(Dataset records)

▬▬▬

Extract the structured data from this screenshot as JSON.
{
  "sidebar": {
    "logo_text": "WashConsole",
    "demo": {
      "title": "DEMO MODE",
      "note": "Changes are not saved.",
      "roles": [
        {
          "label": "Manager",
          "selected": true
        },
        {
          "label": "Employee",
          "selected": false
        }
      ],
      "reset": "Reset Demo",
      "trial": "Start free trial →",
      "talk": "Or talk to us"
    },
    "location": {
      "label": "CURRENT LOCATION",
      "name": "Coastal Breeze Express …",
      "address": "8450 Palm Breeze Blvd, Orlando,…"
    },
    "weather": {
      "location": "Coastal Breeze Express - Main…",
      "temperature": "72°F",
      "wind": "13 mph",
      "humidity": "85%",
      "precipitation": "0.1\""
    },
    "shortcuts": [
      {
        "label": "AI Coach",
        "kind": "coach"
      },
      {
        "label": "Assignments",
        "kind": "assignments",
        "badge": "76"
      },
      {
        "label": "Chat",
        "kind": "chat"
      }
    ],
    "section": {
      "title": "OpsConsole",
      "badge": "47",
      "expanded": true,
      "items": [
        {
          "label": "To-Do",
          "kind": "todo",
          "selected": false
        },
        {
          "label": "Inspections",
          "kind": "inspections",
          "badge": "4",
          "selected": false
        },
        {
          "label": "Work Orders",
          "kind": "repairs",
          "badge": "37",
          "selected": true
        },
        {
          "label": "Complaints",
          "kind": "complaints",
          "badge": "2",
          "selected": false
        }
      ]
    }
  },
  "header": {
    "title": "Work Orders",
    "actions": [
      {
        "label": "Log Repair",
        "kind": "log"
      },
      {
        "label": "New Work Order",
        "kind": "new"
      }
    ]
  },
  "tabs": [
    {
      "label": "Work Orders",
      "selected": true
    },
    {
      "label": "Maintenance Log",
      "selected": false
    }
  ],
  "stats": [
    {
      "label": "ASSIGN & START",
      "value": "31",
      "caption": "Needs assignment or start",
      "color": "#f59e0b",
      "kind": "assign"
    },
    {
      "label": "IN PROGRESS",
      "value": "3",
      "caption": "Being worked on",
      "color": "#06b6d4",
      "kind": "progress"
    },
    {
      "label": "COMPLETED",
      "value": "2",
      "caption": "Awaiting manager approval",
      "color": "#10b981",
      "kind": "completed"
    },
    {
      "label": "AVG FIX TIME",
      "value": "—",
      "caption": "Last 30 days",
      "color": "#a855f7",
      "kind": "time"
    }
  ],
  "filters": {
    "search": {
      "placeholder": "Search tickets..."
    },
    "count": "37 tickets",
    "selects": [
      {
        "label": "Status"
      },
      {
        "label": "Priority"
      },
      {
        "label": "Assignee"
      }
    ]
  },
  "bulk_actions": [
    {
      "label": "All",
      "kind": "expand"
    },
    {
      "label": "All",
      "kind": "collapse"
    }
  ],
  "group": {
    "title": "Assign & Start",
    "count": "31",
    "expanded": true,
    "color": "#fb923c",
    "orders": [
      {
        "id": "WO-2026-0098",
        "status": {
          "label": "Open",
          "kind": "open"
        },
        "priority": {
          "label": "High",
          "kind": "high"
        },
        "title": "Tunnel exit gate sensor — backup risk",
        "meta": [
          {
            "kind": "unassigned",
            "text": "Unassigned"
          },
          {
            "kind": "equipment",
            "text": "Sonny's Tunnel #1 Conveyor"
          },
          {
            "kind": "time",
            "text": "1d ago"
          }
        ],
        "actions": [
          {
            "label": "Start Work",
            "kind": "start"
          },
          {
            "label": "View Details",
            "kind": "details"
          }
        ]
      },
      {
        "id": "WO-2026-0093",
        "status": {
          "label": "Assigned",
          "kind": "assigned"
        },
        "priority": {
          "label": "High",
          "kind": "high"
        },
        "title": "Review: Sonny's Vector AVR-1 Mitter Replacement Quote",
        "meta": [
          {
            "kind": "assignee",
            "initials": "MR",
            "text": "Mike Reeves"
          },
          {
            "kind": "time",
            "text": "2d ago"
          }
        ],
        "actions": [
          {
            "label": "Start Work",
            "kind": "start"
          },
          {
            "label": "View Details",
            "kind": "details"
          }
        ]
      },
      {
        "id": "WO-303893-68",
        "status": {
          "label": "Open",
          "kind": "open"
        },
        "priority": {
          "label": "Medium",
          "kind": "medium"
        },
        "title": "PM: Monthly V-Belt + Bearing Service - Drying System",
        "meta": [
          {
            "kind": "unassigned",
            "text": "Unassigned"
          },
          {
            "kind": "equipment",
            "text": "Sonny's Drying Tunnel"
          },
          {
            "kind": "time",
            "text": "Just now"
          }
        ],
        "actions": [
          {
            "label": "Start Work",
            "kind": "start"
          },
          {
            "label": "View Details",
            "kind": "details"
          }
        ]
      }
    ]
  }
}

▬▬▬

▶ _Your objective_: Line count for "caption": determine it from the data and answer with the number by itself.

▶ _Written answer_: 4